Accessibility links

Son of Former Guinea President Admits Part in Drug Smuggling Ring


The son of Guinea's late president has spoken for the first time since being taken into custody, accused of trafficking drugs from South America through the West African country. Ousmane Conte admitted involvement in the ring, but said he was not the head of the operation.

Saying he is in poor health and need of medical attention, Ousmane Conte, the son of Guinea's late president Lansana Conte, has confessed to a role in an apparent organized drug smuggling ring that has plagued the West African nation in recent years.

The younger Conte, in his first interview since being taken into custody late Monday, recognized his error in forming part of the scheme, in which a number of other former senior officials have also admitted to taking part. Conte stressed that he was not, in his words, the godfather of the ring.

Conte was arrested after his half-uncle implicated him in an appearance on public television before a nationwide audience. Saturnay Bangoura, younger brother of the former first lady, was detained along with a handful of other former officials of the Conte regime, after appearing on television to incriminate a number of others, including the younger Conte.

Among those arrested were the former heads of the federal highways division, the national police, and the economic and financial crimes unit, as well as a pair of judges. They are alleged to have teamed with Colombian drug lords to transship millions of dollars worth of cocaine through West Africa en route to Europe.

Captain Moussa Camara, the current head of the Guinean government, has made the fight against drug smuggling a primary undertaking since seizing power late last year.

Captain Camara, who took power after the elder Conte's death in December, has said that those responsible for drug smuggling will appear before the nation to explain their actions.

The fact that the suspects have confessed without provocation, and on nationwide television, has led some Guineans and human rights observers to wonder if Guinea's new regime used torture to extract confessions. Some also worry that Captain Camara is using the drug war to settle political scores.
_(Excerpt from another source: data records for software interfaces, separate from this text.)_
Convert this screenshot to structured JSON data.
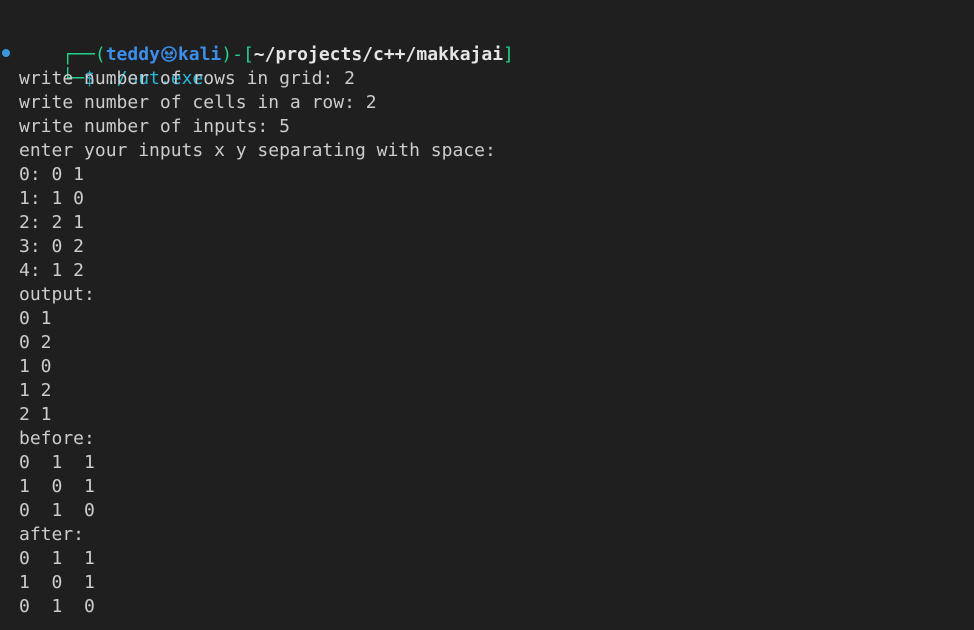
{
  "prompt": {
    "box_top_left": "┌──",
    "paren_open": "(",
    "user": "teddy",
    "host": "kali",
    "paren_close": ")",
    "dash_bracket_open": "-[",
    "path": "~/projects/c++/makkajai",
    "bracket_close": "]",
    "box_bottom_left": "└─",
    "dollar": "$",
    "command": " ./out.exe"
  },
  "output_lines": [
    "write number of rows in grid: 2",
    "write number of cells in a row: 2",
    "write number of inputs: 5",
    "enter your inputs x y separating with space:",
    "0: 0 1",
    "1: 1 0",
    "2: 2 1",
    "3: 0 2",
    "4: 1 2",
    "output:",
    "0 1",
    "0 2",
    "1 0",
    "1 2",
    "2 1",
    "before:",
    "0  1  1",
    "1  0  1",
    "0  1  0",
    "after:",
    "0  1  1",
    "1  0  1",
    "0  1  0"
  ],
  "colors": {
    "background": "#1f1f1f",
    "prompt_box": "#23d18b",
    "user_host": "#3b8eea",
    "command": "#29b8db",
    "decoration_dot": "#3a96dd"
  },
  "icons": {
    "user_host_separator": "kali-skull-icon",
    "status_dot": "command-decoration-dot-icon"
  }
}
But Minister of Justice Siba Loalmalou said torture had not and would not be used against prisoners.

Loalmalou says the accused have the right to access lawyers, and in the case of Conte, to medical treatment. The minister said the detainees are also free to confess their wrong-doing to the people of Guinea, and ask for forgiveness.

Captain Camara has said the arrests are a first step in imposing rule of law in Guinea. Mr. Camara says he plans to preside over a transition phase leading to polls, which he has promised will take place sometime next year.

XS
SM
MD
LG